#### Aim of the exercise
Exactly how many lines below mention "title"? Answer with that number alone.

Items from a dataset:
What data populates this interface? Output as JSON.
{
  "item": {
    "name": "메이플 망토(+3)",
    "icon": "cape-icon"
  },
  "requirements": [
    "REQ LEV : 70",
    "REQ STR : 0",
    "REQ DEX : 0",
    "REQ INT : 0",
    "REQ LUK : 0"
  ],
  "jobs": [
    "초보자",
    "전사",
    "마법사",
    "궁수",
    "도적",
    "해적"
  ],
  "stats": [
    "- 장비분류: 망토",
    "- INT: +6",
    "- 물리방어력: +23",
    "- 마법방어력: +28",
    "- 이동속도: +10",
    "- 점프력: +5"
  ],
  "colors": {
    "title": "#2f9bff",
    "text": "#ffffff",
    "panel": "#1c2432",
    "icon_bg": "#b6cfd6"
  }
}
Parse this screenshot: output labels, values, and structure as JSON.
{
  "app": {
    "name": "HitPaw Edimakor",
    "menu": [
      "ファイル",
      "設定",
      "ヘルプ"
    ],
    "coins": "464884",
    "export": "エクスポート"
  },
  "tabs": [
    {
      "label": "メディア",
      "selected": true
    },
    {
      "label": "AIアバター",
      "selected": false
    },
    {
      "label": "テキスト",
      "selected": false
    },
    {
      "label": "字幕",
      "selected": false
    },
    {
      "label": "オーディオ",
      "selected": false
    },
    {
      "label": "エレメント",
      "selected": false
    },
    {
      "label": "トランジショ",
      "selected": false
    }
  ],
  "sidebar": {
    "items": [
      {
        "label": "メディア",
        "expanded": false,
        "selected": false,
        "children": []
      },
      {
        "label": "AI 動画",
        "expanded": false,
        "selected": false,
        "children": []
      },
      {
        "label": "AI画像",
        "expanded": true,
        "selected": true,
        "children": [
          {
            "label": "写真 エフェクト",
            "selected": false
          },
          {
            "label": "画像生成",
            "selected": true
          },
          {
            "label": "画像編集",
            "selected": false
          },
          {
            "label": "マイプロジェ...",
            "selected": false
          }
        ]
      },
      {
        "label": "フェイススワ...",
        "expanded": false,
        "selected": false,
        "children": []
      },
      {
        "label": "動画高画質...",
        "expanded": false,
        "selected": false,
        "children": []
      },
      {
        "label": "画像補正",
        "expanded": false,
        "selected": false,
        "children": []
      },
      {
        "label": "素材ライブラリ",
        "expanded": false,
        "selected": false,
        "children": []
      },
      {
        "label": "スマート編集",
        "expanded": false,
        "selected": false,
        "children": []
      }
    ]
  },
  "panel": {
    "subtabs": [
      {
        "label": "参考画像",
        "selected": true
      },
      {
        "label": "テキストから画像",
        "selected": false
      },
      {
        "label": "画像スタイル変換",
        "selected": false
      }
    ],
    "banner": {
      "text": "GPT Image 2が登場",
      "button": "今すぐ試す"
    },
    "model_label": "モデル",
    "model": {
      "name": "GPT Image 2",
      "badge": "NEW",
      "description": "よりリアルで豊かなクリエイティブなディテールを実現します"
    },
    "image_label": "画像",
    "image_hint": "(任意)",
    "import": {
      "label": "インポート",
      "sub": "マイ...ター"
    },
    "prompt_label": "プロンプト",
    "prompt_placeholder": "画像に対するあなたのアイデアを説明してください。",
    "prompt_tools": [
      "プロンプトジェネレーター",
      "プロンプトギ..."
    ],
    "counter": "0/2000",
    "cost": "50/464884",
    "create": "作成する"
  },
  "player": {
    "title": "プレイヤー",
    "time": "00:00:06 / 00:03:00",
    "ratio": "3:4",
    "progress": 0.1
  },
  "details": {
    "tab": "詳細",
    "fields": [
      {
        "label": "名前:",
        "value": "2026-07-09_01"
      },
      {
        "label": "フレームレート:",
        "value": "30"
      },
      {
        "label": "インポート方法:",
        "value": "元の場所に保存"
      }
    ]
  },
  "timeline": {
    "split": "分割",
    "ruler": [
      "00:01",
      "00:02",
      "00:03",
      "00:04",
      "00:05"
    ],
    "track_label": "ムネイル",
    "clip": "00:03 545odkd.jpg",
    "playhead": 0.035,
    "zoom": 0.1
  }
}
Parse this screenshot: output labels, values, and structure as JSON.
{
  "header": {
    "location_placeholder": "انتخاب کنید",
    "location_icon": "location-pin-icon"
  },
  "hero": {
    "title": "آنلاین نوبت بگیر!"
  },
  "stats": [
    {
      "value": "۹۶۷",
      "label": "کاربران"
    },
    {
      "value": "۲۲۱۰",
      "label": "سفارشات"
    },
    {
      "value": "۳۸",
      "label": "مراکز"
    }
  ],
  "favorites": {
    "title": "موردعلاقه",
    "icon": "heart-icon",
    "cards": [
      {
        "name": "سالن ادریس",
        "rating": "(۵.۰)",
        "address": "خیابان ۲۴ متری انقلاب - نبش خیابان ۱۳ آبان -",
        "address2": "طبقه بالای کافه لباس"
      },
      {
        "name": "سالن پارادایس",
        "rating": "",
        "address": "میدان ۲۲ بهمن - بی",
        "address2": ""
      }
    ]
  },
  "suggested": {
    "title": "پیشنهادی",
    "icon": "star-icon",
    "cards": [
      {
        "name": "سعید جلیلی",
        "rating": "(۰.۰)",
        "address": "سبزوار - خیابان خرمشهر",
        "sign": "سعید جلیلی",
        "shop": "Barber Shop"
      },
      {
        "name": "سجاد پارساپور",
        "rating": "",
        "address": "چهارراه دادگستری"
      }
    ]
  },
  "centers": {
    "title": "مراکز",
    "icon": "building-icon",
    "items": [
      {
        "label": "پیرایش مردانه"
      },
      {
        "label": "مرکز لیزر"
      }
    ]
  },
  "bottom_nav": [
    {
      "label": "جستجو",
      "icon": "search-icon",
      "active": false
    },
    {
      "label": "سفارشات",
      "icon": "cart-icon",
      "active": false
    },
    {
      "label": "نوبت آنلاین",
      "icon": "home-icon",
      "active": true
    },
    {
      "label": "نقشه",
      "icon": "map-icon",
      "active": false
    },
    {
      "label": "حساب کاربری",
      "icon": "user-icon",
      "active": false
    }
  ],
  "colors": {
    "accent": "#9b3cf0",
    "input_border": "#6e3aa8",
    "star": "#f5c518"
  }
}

#### Answer section
6